Friday, June 11, 2010
Soccer and the Human Brain by Jeff Holt
This one rule takes away eons of evolutionary advantage we humans have developed. Hands are what we do best. A peak inside the brain of the average human reveals that the hands are vastly over-represented relative to other regions of the body. There is no question that our achievements with the hands are remarkable. In the sporting world, the hand is a major advantage. Compare the size of the net or the difference in score between soccer and basketball. Hands do make a difference.
Yet, since soccer eliminates the use of hands and focuses on the feet, soccer emphasizes another powerful human capacity: the plasticity of the human brain and its ability to learn and be shaped by experience. The feet, the principle instruments of the game, are represented by a very small region of cortex in the average human brain. Remarkably, this feeble cortical representation is not set in stone; clay would be a better analogy because the brain can be molded by experience. In fact, the ability of the human brain to be remolded and learn from experience is so pervasive in humans that it may be our greatest evolutionary advantage.
A remolded cerebral cortex in the minds of the best soccer players is a testament to the incredible plasticity of the human brain and its ability to adapt and learn from new experiences. Every artful touch of the ball, exquisite pass, explosive burst of speed, and thundering shot on goal, begins in the cortex of evolution’s greatest achievement, the human brain. Its awesome power to learn and be reshaped by experience will be on display for a month this summer beginning today in South Africa at the Soccer World Cup. Check it out…you might learn something.

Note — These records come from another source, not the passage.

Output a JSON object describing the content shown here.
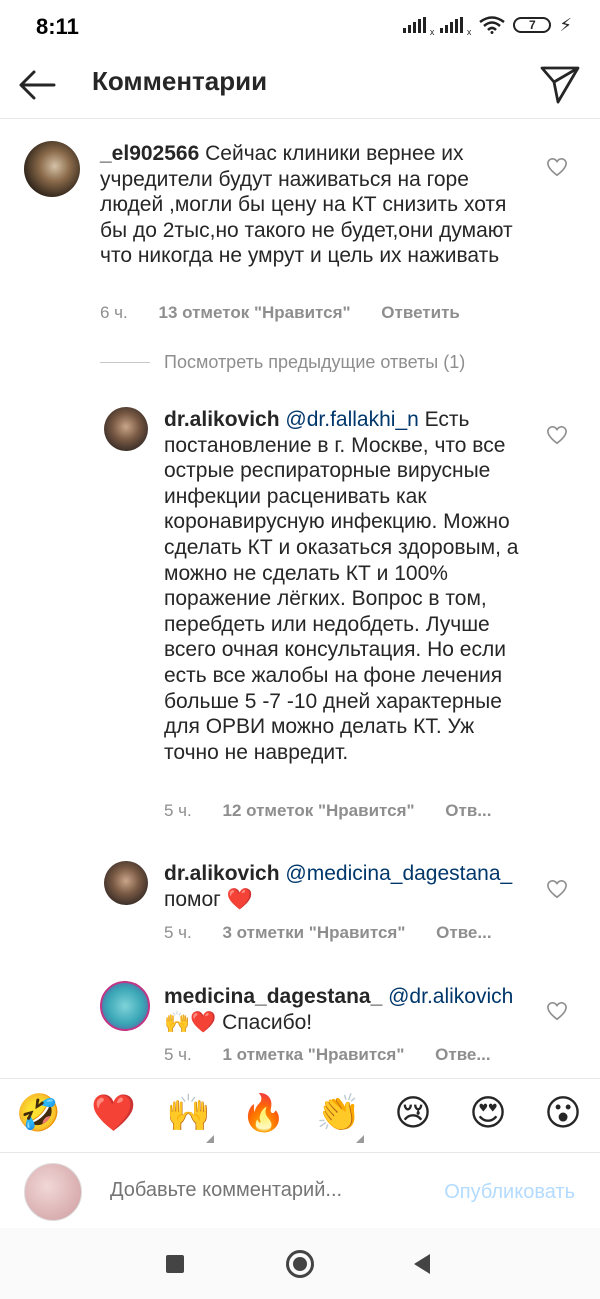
{
  "status_bar": {
    "time": "8:11",
    "battery": "7"
  },
  "header": {
    "title": "Комментарии"
  },
  "comments": [
    {
      "username": "_el902566",
      "text": "Сейчас клиники вернее их учредители будут наживаться на горе людей ,могли бы цену на КТ снизить хотя бы до 2тыс,но такого не будет,они думают что никогда не умрут и цель их наживать",
      "time": "6 ч.",
      "likes": "13 отметок \"Нравится\"",
      "reply": "Ответить"
    }
  ],
  "view_previous": "Посмотреть предыдущие ответы (1)",
  "replies": [
    {
      "username": "dr.alikovich",
      "mention": "@dr.fallakhi_n",
      "text": "Есть постановление в г. Москве, что все острые респираторные вирусные инфекции расценивать как коронавирусную инфекцию. Можно сделать КТ и оказаться здоровым, а можно не сделать КТ и 100% поражение лёгких. Вопрос в том, перебдеть или недобдеть. Лучше всего очная консультация. Но если есть все жалобы на фоне лечения больше 5 -7 -10 дней характерные для ОРВИ можно делать КТ. Уж точно не навредит.",
      "time": "5 ч.",
      "likes": "12 отметок \"Нравится\"",
      "reply": "Отв..."
    },
    {
      "username": "dr.alikovich",
      "mention": "@medicina_dagestana_",
      "text": "помог ❤️",
      "time": "5 ч.",
      "likes": "3 отметки \"Нравится\"",
      "reply": "Отве..."
    },
    {
      "username": "medicina_dagestana_",
      "mention": "@dr.alikovich",
      "text": "🙌❤️ Спасибо!",
      "time": "5 ч.",
      "likes": "1 отметка \"Нравится\"",
      "reply": "Отве..."
    }
  ],
  "emoji_bar": [
    "🤣",
    "❤️",
    "🙌",
    "🔥",
    "👏",
    "😢",
    "😍",
    "😮"
  ],
  "input": {
    "placeholder": "Добавьте комментарий...",
    "post_label": "Опубликовать"
  },
  "colors": {
    "mention": "#00376b",
    "post_disabled": "#b3dbff",
    "meta": "#8e8e8e"
  }
}
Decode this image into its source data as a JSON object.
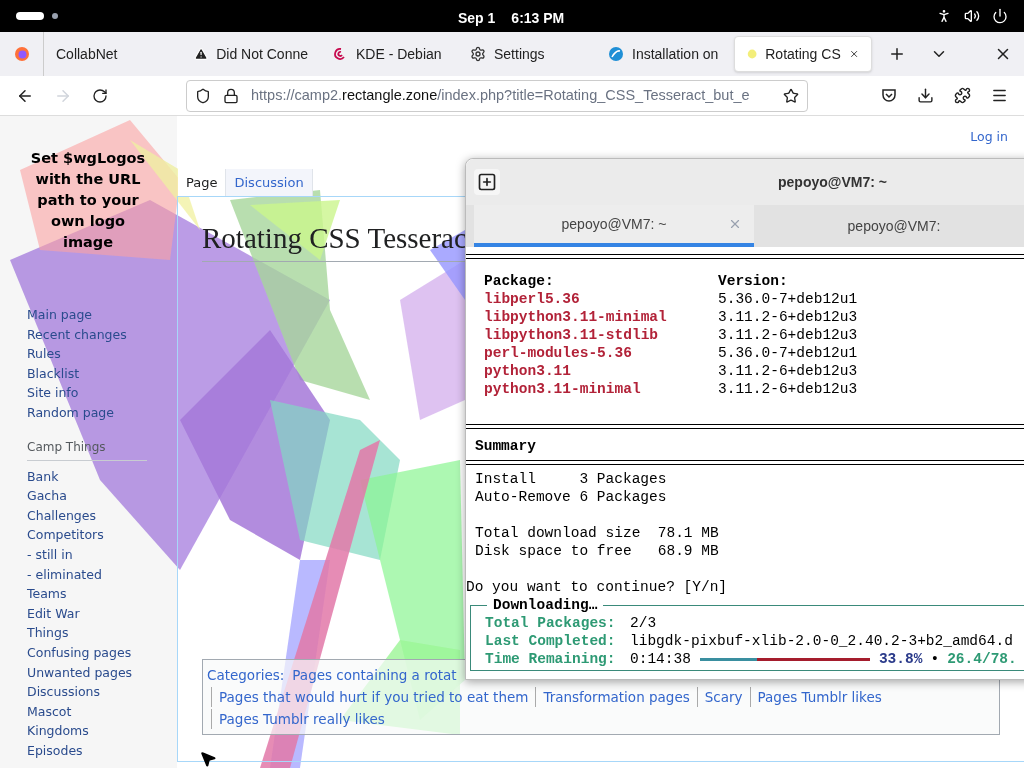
{
  "top_bar": {
    "date": "Sep 1",
    "time": "6:13 PM"
  },
  "browser": {
    "tabs": [
      {
        "label": "CollabNet",
        "selected": false
      },
      {
        "label": "Did Not Conne",
        "selected": false
      },
      {
        "label": "KDE - Debian",
        "selected": false
      },
      {
        "label": "Settings",
        "selected": false
      },
      {
        "label": "Installation on",
        "selected": false
      },
      {
        "label": "Rotating CS",
        "selected": true
      }
    ],
    "address": {
      "prefix": "https://camp2.",
      "domain": "rectangle.zone",
      "rest": "/index.php?title=Rotating_CSS_Tesseract_but_e"
    }
  },
  "wiki": {
    "logo_text": "Set $wgLogos with the URL path to your own logo image",
    "login": "Log in",
    "nav": [
      "Main page",
      "Recent changes",
      "Rules",
      "Blacklist",
      "Site info",
      "Random page"
    ],
    "section": {
      "heading": "Camp Things",
      "items": [
        "Bank",
        "Gacha",
        "Challenges",
        "Competitors",
        "- still in",
        "- eliminated",
        "Teams",
        "Edit War",
        "Things",
        "Confusing pages",
        "Unwanted pages",
        "Discussions",
        "Mascot",
        "Kingdoms",
        "Episodes"
      ]
    },
    "page_tabs": [
      {
        "label": "Page",
        "selected": true
      },
      {
        "label": "Discussion",
        "selected": false
      }
    ],
    "title": "Rotating CSS Tesserac",
    "categories": {
      "label": "Categories:",
      "first": "Pages containing a rotat",
      "links": [
        "Pages that would hurt if you tried to eat them",
        "Transformation pages",
        "Scary",
        "Pages Tumblr likes",
        "Pages Tumblr really likes"
      ]
    }
  },
  "terminal": {
    "title": "pepoyo@VM7: ~",
    "tabs": [
      {
        "label": "pepoyo@VM7: ~",
        "selected": true
      },
      {
        "label": "pepoyo@VM7:",
        "selected": false
      }
    ],
    "package_header": [
      "Package:",
      "Version:"
    ],
    "packages": [
      {
        "name": "libperl5.36",
        "version": "5.36.0-7+deb12u1"
      },
      {
        "name": "libpython3.11-minimal",
        "version": "3.11.2-6+deb12u3"
      },
      {
        "name": "libpython3.11-stdlib",
        "version": "3.11.2-6+deb12u3"
      },
      {
        "name": "perl-modules-5.36",
        "version": "5.36.0-7+deb12u1"
      },
      {
        "name": "python3.11",
        "version": "3.11.2-6+deb12u3"
      },
      {
        "name": "python3.11-minimal",
        "version": "3.11.2-6+deb12u3"
      }
    ],
    "summary_heading": "Summary",
    "summary_lines": [
      [
        "Install     3 Packages",
        "Auto-Remove 6 Packages"
      ],
      [
        "Total download size  78.1 MB",
        "Disk space to free   68.9 MB"
      ]
    ],
    "prompt": "Do you want to continue? [Y/n]",
    "download": {
      "title": "Downloading…",
      "rows": [
        {
          "label": "Total Packages:",
          "value": "2/3"
        },
        {
          "label": "Last Completed:",
          "value": "libgdk-pixbuf-xlib-2.0-0_2.40.2-3+b2_amd64.d"
        }
      ],
      "time_label": "Time Remaining:",
      "time": "0:14:38",
      "level": 0.338,
      "percent": "33.8%",
      "separator": "•",
      "size": "26.4/78."
    }
  }
}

--- Jeff Holt is an Associate Professor of Neuroscience at the University of Virginia.